Eur Wedge On De Edge


Why do you guys just keep making stuff up? You can’t all be this thick.
If a family office has to fund at 3% … then they’re not much of a family office!


Borrow short term at 0%, lend long term at 4%. Absolute genius!


By that logic, we should have all piled into property in 2008.


Oh yeah. There was a report of ungentlemanly behaviour in the thread. At Christmas too. I was going to post a link to Captain Sensible’s Happy Talk but had forgotten how appalling it is.


Euro zone debt down for first time in 6 years … zone-debt/


Hope no one is using debit/credit cards for hot money!story/Mark … 0139888e13


Well played Turbo. Well played. :laughing:
You have any idea how much this trade is up?
No didn’t think so. :laughing: :laughing: :laughing:
At least gold is. . . . . . . . . awwwwwwwww :sick:


Well done!

So you came back to gloat? True to form…

I hope you or your clients didn’t get a margin call after that poor start.

Stay classy!



What is your entry point and have you placed a stop loss? I would have thought, if you are buying this on margin you are betting on the price of this or are you buying the product itself?
Are you betting on this to make money or are you betting on this as a hedge? (the reason I ask, your attitude towards it is very different from when its winning to when its loosing).

I presume this is the product in question … X;range=1m

Eg-as the yield increases, you are making money and vice versa?

Can I ask your reasoning for this bet or is it just a reliable hedge? If there was a stock market crash and people flocked to bonds, wouldn’t this drive the price down? Would you be tapped out?
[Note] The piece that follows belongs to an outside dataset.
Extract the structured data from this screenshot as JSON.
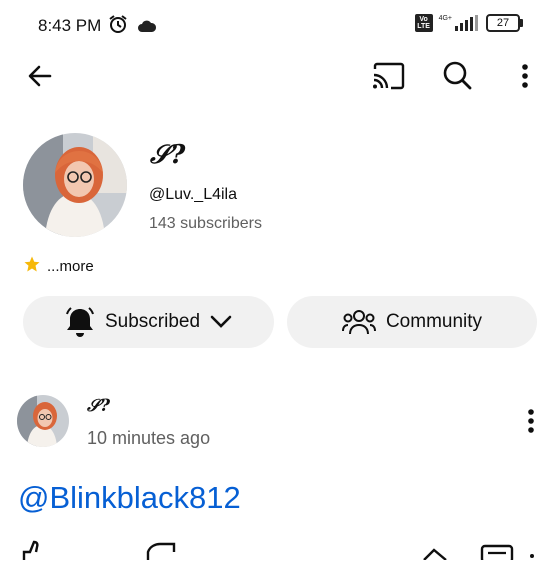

Apologies for the “retarded” questions, but I want to get an understanding as to what you’ve bet on, and if it makes sense to me, I just might join you on the bandwagon.



As the yield decreases, the price of the asset goes up. So, if long 30yr futures and yield goes down, makes money. Stock market crash would theoretically lead to price of bonds going up & yield down.

At the moment, we’re currently seeing stock indices and bond prices going in the same direction. It’s the big topic in the market at the moment (after ECB).

My view is that it’s a chase for yield. Better to hold European bonds than put on deposit. Better to hold US than European over the last few weeks if you were expecting major euro depreciation.


DP was suggesting purchasing the 30 year Zero Coupon Cash bond not future; the strategy suggested is highly dependent on the interest rate you’d pay on the margin (leverage)

Zero Coupons are more sensitive to interest rates because the “pay out” is so far into the future

#1732 … -1.1863098


Sad when a little bit of shopping around will get you 2% for instant access, 2.25% for a term deposit and 4% for regular savings.


where’s the 4% fungus?


Nationwide UK Ireland.




But regular saver usually means your balance starts at 0 and can only increase by max a grand a month.

By the time you’ve a lump they change the terms or have a cap.

Better than nothing but a bit of a gimmick


The only lump sum term deposit I see that is above 2% is PTSB – a complete basket case bank – or KBC. Even those are barely above 1% net of DIRT. The rest are under 1% net, which is your return for investing long term with our other dodgy institutions. Keeping money in an Irish bank for a few hundred quid return on a hundred grand is not even close to adequate recompense for the risk involved. I have money on deposit at 4%, from back when rates were good, the EU and Irish governments seemed adamant that no bank would be allowed to fail, and before DIRT rates were doubled. I can tell you for free I’ll be getting it the hell out of there when it matures.


But where to?


where do you propose to go with your lump sum then?
DIRT isn’t such an issue for me as a non-resident.